It started little late but the launch of AR Rahman’s book in a Juhu hotel was worth the wait. Rahman’s mother Kareema, wife Saira, sister Raihanah and bro-in-law flew down for the occasion â€“ release of a biography byNasreen Munni Kabir and published by Om Publishing House.
Others who came to wish the two time Oscar winner were Rahman’s mentor Mani Ratnam, showman Subhash Ghai,Â Ram Gopal Varma, Ashutosh Gowarikar, Imtiaz Ali, Govind Nihalani, Shyam Benegal, Javed Akhtar and Shivamani to name a few. Mani Ratnam opened the lovely evening recalling his association with a `shy young’ child called Rahman who invited him to his so-called studio â€“ a small shed with a swing outside it. “The music he made me hear that day is as good as his music is today. I am his big fan, but I am a greater admirer of him as a humble human being”, declared Mani Sir. We briefly chatted up with Rahman post the event. In place of the shy and reserved music maestro is a suave and confident person who’s beaming with positivity.
Don’t you feel too young for a biography?
No. I started working from the age of 11 and that’s a long time back. The book explores the spirit of music, which is my being and I love to talk about it.
Considering your hectic schedule, howÂ long did it take to complete the book?
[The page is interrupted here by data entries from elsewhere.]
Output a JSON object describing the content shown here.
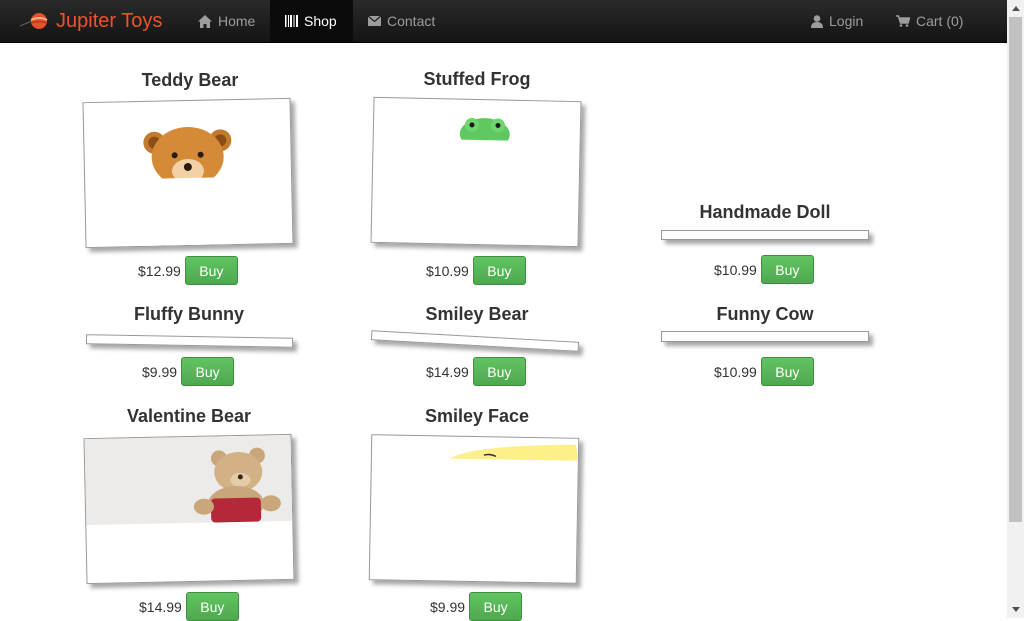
{
  "brand": {
    "name": "Jupiter Toys",
    "color": "#f0522b"
  },
  "nav": {
    "home": "Home",
    "shop": "Shop",
    "contact": "Contact",
    "login": "Login",
    "cart": "Cart (0)"
  },
  "buy_label": "Buy",
  "products": [
    {
      "title": "Teddy Bear",
      "price": "$12.99"
    },
    {
      "title": "Stuffed Frog",
      "price": "$10.99"
    },
    {
      "title": "Handmade Doll",
      "price": "$10.99"
    },
    {
      "title": "Fluffy Bunny",
      "price": "$9.99"
    },
    {
      "title": "Smiley Bear",
      "price": "$14.99"
    },
    {
      "title": "Funny Cow",
      "price": "$10.99"
    },
    {
      "title": "Valentine Bear",
      "price": "$14.99"
    },
    {
      "title": "Smiley Face",
      "price": "$9.99"
    }
  ]
}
Guess Munni got down to writing, like she says, about fourÂ years ago. But I don’t keep an account of time. But yes, I had to give her a deadline. And only deadline makes you stop procrastinating.
Any special part in the book?
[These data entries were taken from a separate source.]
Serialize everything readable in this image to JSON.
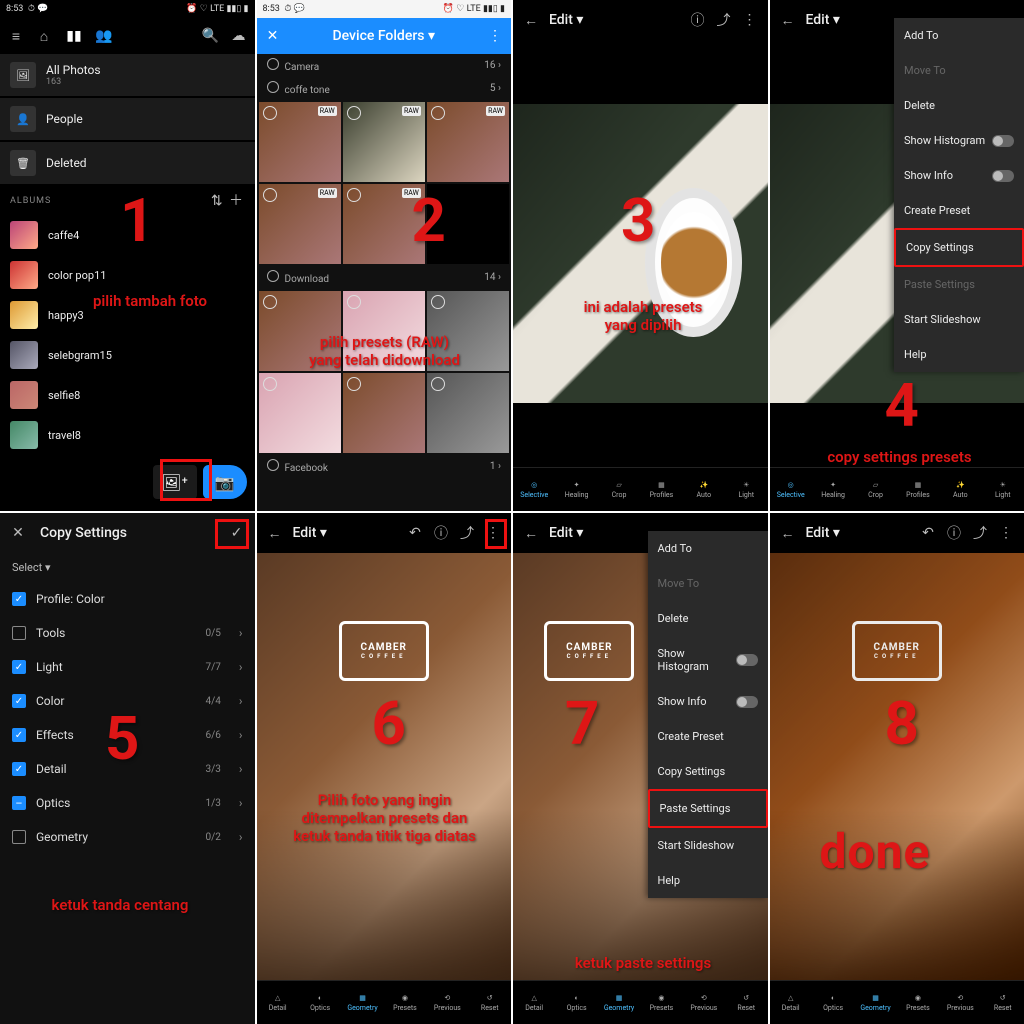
{
  "status": {
    "time": "8:53",
    "net": "LTE"
  },
  "panel1": {
    "all_photos": "All Photos",
    "all_photos_count": "163",
    "people": "People",
    "deleted": "Deleted",
    "albums_label": "ALBUMS",
    "albums": [
      {
        "name": "caffe",
        "count": "4"
      },
      {
        "name": "color pop",
        "count": "11"
      },
      {
        "name": "happy",
        "count": "3"
      },
      {
        "name": "selebgram",
        "count": "15"
      },
      {
        "name": "selfie",
        "count": "8"
      },
      {
        "name": "travel",
        "count": "8"
      }
    ],
    "anno_num": "1",
    "anno_text": "pilih tambah foto"
  },
  "panel2": {
    "title": "Device Folders",
    "folders": [
      {
        "name": "Camera",
        "count": "16"
      },
      {
        "name": "coffe tone",
        "count": "5"
      },
      {
        "name": "Download",
        "count": "14"
      },
      {
        "name": "Facebook",
        "count": "1"
      }
    ],
    "raw_badge": "RAW",
    "anno_num": "2",
    "anno_line1": "pilih presets (RAW)",
    "anno_line2": "yang telah didownload"
  },
  "panel3": {
    "edit": "Edit",
    "tools": [
      "Selective",
      "Healing",
      "Crop",
      "Profiles",
      "Auto",
      "Light"
    ],
    "anno_num": "3",
    "anno_line1": "ini adalah presets",
    "anno_line2": "yang dipilih"
  },
  "panel4": {
    "edit": "Edit",
    "menu": [
      {
        "t": "Add To",
        "d": false
      },
      {
        "t": "Move To",
        "d": true
      },
      {
        "t": "Delete",
        "d": false
      },
      {
        "t": "Show Histogram",
        "d": false,
        "toggle": true
      },
      {
        "t": "Show Info",
        "d": false,
        "toggle": true
      },
      {
        "t": "Create Preset",
        "d": false
      },
      {
        "t": "Copy Settings",
        "d": false,
        "hl": true
      },
      {
        "t": "Paste Settings",
        "d": true
      },
      {
        "t": "Start Slideshow",
        "d": false
      },
      {
        "t": "Help",
        "d": false
      }
    ],
    "tools": [
      "Selective",
      "Healing",
      "Crop",
      "Profiles",
      "Auto",
      "Light"
    ],
    "anno_num": "4",
    "anno_text": "copy settings presets"
  },
  "panel5": {
    "title": "Copy Settings",
    "select_label": "Select",
    "rows": [
      {
        "name": "Profile: Color",
        "chk": "checked",
        "count": ""
      },
      {
        "name": "Tools",
        "chk": "",
        "count": "0/5"
      },
      {
        "name": "Light",
        "chk": "checked",
        "count": "7/7"
      },
      {
        "name": "Color",
        "chk": "checked",
        "count": "4/4"
      },
      {
        "name": "Effects",
        "chk": "checked",
        "count": "6/6"
      },
      {
        "name": "Detail",
        "chk": "checked",
        "count": "3/3"
      },
      {
        "name": "Optics",
        "chk": "partial",
        "count": "1/3"
      },
      {
        "name": "Geometry",
        "chk": "",
        "count": "0/2"
      }
    ],
    "anno_num": "5",
    "anno_text": "ketuk tanda centang"
  },
  "panel6": {
    "edit": "Edit",
    "tools": [
      "Detail",
      "Optics",
      "Geometry",
      "Presets",
      "Previous",
      "Reset"
    ],
    "logo_main": "CAMBER",
    "logo_sub": "COFFEE",
    "anno_num": "6",
    "anno_l1": "Pilih foto yang ingin",
    "anno_l2": "ditempelkan presets dan",
    "anno_l3": "ketuk tanda titik tiga diatas"
  },
  "panel7": {
    "edit": "Edit",
    "menu": [
      {
        "t": "Add To",
        "d": false
      },
      {
        "t": "Move To",
        "d": true
      },
      {
        "t": "Delete",
        "d": false
      },
      {
        "t": "Show Histogram",
        "d": false,
        "toggle": true
      },
      {
        "t": "Show Info",
        "d": false,
        "toggle": true
      },
      {
        "t": "Create Preset",
        "d": false
      },
      {
        "t": "Copy Settings",
        "d": false
      },
      {
        "t": "Paste Settings",
        "d": false,
        "hl": true
      },
      {
        "t": "Start Slideshow",
        "d": false
      },
      {
        "t": "Help",
        "d": false
      }
    ],
    "tools": [
      "Detail",
      "Optics",
      "Geometry",
      "Presets",
      "Previous",
      "Reset"
    ],
    "logo_main": "CAMBER",
    "logo_sub": "COFFEE",
    "anno_num": "7",
    "anno_text": "ketuk paste settings"
  },
  "panel8": {
    "edit": "Edit",
    "tools": [
      "Detail",
      "Optics",
      "Geometry",
      "Presets",
      "Previous",
      "Reset"
    ],
    "logo_main": "CAMBER",
    "logo_sub": "COFFEE",
    "anno_num": "8",
    "anno_text": "done"
  }
}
Everything related to my life is special to me. But yes, the most memorable part in my life was 1989, a turning point in life. I finally got my own studio, but the only problem was that it was empty. There was no equipment in it. I would be sad and often go and sit there wondering how I would fill it up. I needed Rs. 4 lakhs which is equivalent to Rs. 4 crore today. My mother came to my rescue. She sold of all the gold jewellery that she’d kept for my sisters wedding. And with that money I bought my first Fostex 16-track mixer/recorder. Life changed for me.
You returned that money?
Of course! So much more than that…
You have also ventured into theÂ Hollywood market. How comfortable you are there?
I am comfortable in both the environment. When I was scoring `Couples Retreat’ there, it was little difficult as I was trying to coordinate fromÂ India with the production team in LA. But now I have a home there, thank God! I have met some wonderful people in the West. And I am glad that I have experienced the best of both the worlds.
How do you deal with the pressures considering your hectic schedules?
I visit a Sufi dargaah, located near Mahabalipuram which is next to the sea. I derive my sanity from there. Just stepping inside is therapeutic for me. It removes all my stress.
Anything specific you indulge in other music?
Music is the only passion I shamelessly indulge in. However, for recreation I enjoy watching movies. ‘Wizard of OzÂ ‘ was the first film I ever saw, followed by the `Â BondÂ ‘ movies. I also watch a lot of World cinema through DVDs mostly brought by one of my best friend who’s now based inÂ Toronto. I also like catching up with my old friends, walking all by myself and being with the family.
You are also starting a film company?
Yes. And my vision through the production house is toÂ provide a platform forÂ new ideas and change the perception of music implementations in films in such a way that it can bring back the old charm. Beautiful film music can be made relevant to any period. I am keen that we produce family entertainment that enriches our lives. I am also hoping that my vision will change the status of musicians in India. A musician is a professional, whether he or she is successful or not. The profession itself must be regarded as a stable job.